> Task to carry out
What this exercise requires is a verbatim reproduction of the data below.

> Data records
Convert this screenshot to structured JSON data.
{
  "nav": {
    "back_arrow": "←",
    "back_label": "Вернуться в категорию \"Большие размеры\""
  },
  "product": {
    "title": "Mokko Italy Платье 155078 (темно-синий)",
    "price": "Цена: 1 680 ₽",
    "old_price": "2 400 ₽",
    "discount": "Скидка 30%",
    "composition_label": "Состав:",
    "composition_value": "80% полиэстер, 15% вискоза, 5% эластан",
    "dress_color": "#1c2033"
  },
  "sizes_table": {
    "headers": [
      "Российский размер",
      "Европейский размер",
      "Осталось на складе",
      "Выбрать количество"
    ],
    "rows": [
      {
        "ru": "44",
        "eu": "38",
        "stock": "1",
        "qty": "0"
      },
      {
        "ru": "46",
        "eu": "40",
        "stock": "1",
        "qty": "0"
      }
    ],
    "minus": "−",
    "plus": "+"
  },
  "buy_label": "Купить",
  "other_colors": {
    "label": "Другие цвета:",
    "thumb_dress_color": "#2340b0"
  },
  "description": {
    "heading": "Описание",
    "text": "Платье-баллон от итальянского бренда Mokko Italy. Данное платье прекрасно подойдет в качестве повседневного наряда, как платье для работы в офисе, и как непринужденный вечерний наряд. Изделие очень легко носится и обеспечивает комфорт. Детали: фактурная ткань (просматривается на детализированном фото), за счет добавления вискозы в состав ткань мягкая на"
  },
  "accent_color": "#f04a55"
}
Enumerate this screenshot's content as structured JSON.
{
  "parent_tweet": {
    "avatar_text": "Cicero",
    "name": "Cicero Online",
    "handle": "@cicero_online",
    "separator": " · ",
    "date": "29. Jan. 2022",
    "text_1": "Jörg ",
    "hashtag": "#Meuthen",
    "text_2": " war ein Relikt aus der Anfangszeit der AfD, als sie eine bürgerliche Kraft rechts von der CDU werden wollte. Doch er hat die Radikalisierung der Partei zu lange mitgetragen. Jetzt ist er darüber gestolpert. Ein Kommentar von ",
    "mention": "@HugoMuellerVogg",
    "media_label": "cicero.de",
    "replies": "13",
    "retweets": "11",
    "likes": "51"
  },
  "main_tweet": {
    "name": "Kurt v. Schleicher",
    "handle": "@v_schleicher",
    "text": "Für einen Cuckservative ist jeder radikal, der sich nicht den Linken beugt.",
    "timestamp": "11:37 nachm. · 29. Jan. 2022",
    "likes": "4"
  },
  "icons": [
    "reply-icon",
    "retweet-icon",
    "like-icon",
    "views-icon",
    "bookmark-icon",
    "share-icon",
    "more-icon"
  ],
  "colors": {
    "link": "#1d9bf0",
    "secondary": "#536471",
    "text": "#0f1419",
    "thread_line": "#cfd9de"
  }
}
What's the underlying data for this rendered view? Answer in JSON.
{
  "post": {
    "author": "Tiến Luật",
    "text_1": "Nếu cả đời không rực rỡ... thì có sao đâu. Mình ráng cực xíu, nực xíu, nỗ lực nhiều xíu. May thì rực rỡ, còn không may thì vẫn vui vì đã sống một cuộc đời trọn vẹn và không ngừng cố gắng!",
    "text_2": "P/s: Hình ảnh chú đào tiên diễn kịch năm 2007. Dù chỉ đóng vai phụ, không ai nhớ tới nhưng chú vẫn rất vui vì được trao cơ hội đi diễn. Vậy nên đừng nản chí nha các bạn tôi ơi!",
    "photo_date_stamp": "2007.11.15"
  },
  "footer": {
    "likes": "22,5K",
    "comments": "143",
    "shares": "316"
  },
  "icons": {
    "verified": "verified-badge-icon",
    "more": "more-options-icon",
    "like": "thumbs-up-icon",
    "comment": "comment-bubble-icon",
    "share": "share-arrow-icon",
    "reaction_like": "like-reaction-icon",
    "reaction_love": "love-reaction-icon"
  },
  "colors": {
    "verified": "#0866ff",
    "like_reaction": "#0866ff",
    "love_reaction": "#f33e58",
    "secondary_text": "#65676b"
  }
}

> The answer
Convert this screenshot to structured JSON data.
{
  "nav": {
    "back_arrow": "←",
    "back_label": "Вернуться в категорию \"Большие размеры\""
  },
  "product": {
    "title": "Mokko Italy Платье 155078 (темно-синий)",
    "price": "Цена: 1 680 ₽",
    "old_price": "2 400 ₽",
    "discount": "Скидка 30%",
    "composition_label": "Состав:",
    "composition_value": "80% полиэстер, 15% вискоза, 5% эластан",
    "dress_color": "#1c2033"
  },
  "sizes_table": {
    "headers": [
      "Российский размер",
      "Европейский размер",
      "Осталось на складе",
      "Выбрать количество"
    ],
    "rows": [
      {
        "ru": "44",
        "eu": "38",
        "stock": "1",
        "qty": "0"
      },
      {
        "ru": "46",
        "eu": "40",
        "stock": "1",
        "qty": "0"
      }
    ],
    "minus": "−",
    "plus": "+"
  },
  "buy_label": "Купить",
  "other_colors": {
    "label": "Другие цвета:",
    "thumb_dress_color": "#2340b0"
  },
  "description": {
    "heading": "Описание",
    "text": "Платье-баллон от итальянского бренда Mokko Italy. Данное платье прекрасно подойдет в качестве повседневного наряда, как платье для работы в офисе, и как непринужденный вечерний наряд. Изделие очень легко носится и обеспечивает комфорт. Детали: фактурная ткань (просматривается на детализированном фото), за счет добавления вискозы в состав ткань мягкая на"
  },
  "accent_color": "#f04a55"
}
Enumerate this screenshot's content as structured JSON.
{
  "parent_tweet": {
    "avatar_text": "Cicero",
    "name": "Cicero Online",
    "handle": "@cicero_online",
    "separator": " · ",
    "date": "29. Jan. 2022",
    "text_1": "Jörg ",
    "hashtag": "#Meuthen",
    "text_2": " war ein Relikt aus der Anfangszeit der AfD, als sie eine bürgerliche Kraft rechts von der CDU werden wollte. Doch er hat die Radikalisierung der Partei zu lange mitgetragen. Jetzt ist er darüber gestolpert. Ein Kommentar von ",
    "mention": "@HugoMuellerVogg",
    "media_label": "cicero.de",
    "replies": "13",
    "retweets": "11",
    "likes": "51"
  },
  "main_tweet": {
    "name": "Kurt v. Schleicher",
    "handle": "@v_schleicher",
    "text": "Für einen Cuckservative ist jeder radikal, der sich nicht den Linken beugt.",
    "timestamp": "11:37 nachm. · 29. Jan. 2022",
    "likes": "4"
  },
  "icons": [
    "reply-icon",
    "retweet-icon",
    "like-icon",
    "views-icon",
    "bookmark-icon",
    "share-icon",
    "more-icon"
  ],
  "colors": {
    "link": "#1d9bf0",
    "secondary": "#536471",
    "text": "#0f1419",
    "thread_line": "#cfd9de"
  }
}
What's the underlying data for this rendered view? Answer in JSON.
{
  "post": {
    "author": "Tiến Luật",
    "text_1": "Nếu cả đời không rực rỡ... thì có sao đâu. Mình ráng cực xíu, nực xíu, nỗ lực nhiều xíu. May thì rực rỡ, còn không may thì vẫn vui vì đã sống một cuộc đời trọn vẹn và không ngừng cố gắng!",
    "text_2": "P/s: Hình ảnh chú đào tiên diễn kịch năm 2007. Dù chỉ đóng vai phụ, không ai nhớ tới nhưng chú vẫn rất vui vì được trao cơ hội đi diễn. Vậy nên đừng nản chí nha các bạn tôi ơi!",
    "photo_date_stamp": "2007.11.15"
  },
  "footer": {
    "likes": "22,5K",
    "comments": "143",
    "shares": "316"
  },
  "icons": {
    "verified": "verified-badge-icon",
    "more": "more-options-icon",
    "like": "thumbs-up-icon",
    "comment": "comment-bubble-icon",
    "share": "share-arrow-icon",
    "reaction_like": "like-reaction-icon",
    "reaction_love": "love-reaction-icon"
  },
  "colors": {
    "verified": "#0866ff",
    "like_reaction": "#0866ff",
    "love_reaction": "#f33e58",
    "secondary_text": "#65676b"
  }
}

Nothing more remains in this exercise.